Lorraine kindly left a cluster for me to find and pick when I arrived--what a gal! It was a great way to start and we searched the surrounding dead trees. Morel mushrooms are not only tasty but part of the Foolproof Four category of wild mushrooms--you can't mistake them for any other mushroom. Now, before anyone takes me to task in the comments about false morels--true morels are hollow in the middle, false morels are solid in the middle. All of our findings were very hollow in the middle.
We did find a few more morels in the general vicinity of Lorraine's first harvest but not like the grouping she had initially found. Of course, we were sticking pretty darn close to the house, we still had acres of woods to check--who knows how many more we would find?
There were white-throated sparrows serenading us as we searched. I made the choice to leave my digiscoping equipment back at the house while we went into the woods. As I said earlier, my birding distracts me from morel hunting. I needed to make sure to focus on the ground, not getting photos of warbles flitting in the leaves overhead. I took my binoculars--I wasn't crazy, if a cool bird was around I was going to look, just not focus on getting photos of them. As we went through the woods, we were not finding any more mushrooms--at least not edible ones. We thought about what was different from the yard vs the woods--shade. We found another spot that should have had morning sun and began to search. Lorraine and I wandered from each other and after about fifteen minutes I heard a scream, "MUUUUUUUUUUUSHROOOOOOOOOM!"
Lorraine found more! She collected her bounty and we were re-energized in our search efforts. It wasn't long before we found another patch--this one however was surrounded by some young stinging nettle. We didn't let it deter us but our hands felt the sting for several minutes afterwards.

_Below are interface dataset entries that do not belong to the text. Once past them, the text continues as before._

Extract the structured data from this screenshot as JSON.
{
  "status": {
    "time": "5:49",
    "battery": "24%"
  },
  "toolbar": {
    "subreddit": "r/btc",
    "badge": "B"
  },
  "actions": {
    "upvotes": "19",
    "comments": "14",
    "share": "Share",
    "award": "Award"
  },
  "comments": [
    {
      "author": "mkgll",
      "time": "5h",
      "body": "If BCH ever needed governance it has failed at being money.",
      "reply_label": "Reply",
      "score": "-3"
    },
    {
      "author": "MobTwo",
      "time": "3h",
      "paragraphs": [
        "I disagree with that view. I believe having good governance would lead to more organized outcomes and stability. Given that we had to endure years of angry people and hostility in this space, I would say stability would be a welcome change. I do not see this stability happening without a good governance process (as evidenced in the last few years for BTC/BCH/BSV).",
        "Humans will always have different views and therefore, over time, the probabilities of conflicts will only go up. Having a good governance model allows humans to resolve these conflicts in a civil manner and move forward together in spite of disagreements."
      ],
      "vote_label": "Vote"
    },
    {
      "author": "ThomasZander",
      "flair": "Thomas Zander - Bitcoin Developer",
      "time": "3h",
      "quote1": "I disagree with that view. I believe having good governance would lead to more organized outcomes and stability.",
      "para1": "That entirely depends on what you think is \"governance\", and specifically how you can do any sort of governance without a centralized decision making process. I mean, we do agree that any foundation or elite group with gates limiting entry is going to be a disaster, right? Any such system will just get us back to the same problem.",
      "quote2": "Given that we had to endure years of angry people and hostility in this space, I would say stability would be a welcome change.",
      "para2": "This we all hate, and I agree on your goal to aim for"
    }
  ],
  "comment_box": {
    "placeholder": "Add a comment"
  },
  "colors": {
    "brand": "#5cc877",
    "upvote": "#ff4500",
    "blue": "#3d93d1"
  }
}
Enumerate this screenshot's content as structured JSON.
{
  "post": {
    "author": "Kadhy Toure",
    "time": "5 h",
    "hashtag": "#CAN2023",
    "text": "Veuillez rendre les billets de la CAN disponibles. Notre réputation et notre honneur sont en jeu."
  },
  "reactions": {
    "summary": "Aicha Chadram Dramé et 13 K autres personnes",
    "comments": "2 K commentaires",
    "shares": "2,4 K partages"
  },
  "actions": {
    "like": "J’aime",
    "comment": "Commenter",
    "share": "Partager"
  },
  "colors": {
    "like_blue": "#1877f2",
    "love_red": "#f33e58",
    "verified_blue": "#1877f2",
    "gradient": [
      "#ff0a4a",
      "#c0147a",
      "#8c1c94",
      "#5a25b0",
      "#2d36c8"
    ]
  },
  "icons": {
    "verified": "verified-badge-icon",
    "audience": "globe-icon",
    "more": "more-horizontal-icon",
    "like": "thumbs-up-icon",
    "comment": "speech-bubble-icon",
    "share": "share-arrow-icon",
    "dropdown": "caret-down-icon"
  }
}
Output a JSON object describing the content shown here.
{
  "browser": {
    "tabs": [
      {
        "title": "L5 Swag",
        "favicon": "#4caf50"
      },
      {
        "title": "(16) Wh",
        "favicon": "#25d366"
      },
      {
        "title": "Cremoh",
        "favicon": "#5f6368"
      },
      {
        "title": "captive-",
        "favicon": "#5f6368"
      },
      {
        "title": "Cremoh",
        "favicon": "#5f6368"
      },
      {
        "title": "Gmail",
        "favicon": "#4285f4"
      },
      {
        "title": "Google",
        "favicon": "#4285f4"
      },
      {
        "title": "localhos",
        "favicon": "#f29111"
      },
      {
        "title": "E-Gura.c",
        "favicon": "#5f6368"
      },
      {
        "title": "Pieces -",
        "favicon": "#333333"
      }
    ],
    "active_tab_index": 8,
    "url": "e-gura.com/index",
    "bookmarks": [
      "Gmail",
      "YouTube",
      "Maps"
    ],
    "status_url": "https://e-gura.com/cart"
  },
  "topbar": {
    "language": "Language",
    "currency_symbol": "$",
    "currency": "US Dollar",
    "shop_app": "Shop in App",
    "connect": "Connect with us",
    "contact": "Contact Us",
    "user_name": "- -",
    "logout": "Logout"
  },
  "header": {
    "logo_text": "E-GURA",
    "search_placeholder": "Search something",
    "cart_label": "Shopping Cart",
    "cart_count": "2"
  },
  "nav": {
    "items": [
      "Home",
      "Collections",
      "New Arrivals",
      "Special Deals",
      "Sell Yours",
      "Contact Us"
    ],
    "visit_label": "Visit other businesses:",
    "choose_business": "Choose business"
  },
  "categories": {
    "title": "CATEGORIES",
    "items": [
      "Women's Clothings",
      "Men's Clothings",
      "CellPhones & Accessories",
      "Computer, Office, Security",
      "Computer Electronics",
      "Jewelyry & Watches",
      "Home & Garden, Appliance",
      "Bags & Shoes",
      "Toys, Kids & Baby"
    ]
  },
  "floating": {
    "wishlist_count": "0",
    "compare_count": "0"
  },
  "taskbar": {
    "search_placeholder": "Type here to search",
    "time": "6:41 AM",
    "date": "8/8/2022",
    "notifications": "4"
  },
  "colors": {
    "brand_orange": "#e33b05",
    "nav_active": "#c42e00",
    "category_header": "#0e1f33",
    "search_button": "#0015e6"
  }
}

This patch was so large (and fortunately not all in the nettle) and so spread out that when we realized it, we were surrounded. We were afraid to take a step for fear of crushing the tasty, tasty shrooms. I got on all fours to get ground level and a better view of the morels that were all over. We filled our bags and they were heavy! I attached my laundry bag to a stick to make it easier to tote. The woody/nutty/salty smell of the fungus made my stomach growl. I've run across a few morel hunters in the woods before and always felt a slight pang of envy seeing those bulging bags of shrooms. Never thought I would be one, but there were with heavy laundry bags full of morels--like we were pro shroomers! As we wrapped up our day of hunting, I got a text from NBB back at the house--even he found a morel. His location was by far the best:
He found a tiny one at the zombie graveyard. Makes sense...morels kind of look like brains and what self respecting zombie is going to ignore a brain shaped shroom?
So above is our harvest for our first ever morel hunt. Not bad! Especially since we are beginners when it comes to morels and...Lorraine doesn't like to eat mushrooms. She's getting a bit more adventurous and has eaten Hen of the Woods and she did make us an awesome morel asparagus cream soup for dinner but I think she dug the hunt more than the taste. I enjoyed both. NBB and I took some home and ate them in omletts and sauces and then Lorraine dried the rest. Reconstituted morels make a most excellent broth--I'm salivating just thinking about what Mr. Neil might whip up for us when he returns.
Can't wait to see if we find any more this month. Check out the Great Morel sight for more info if you would like to search for your own.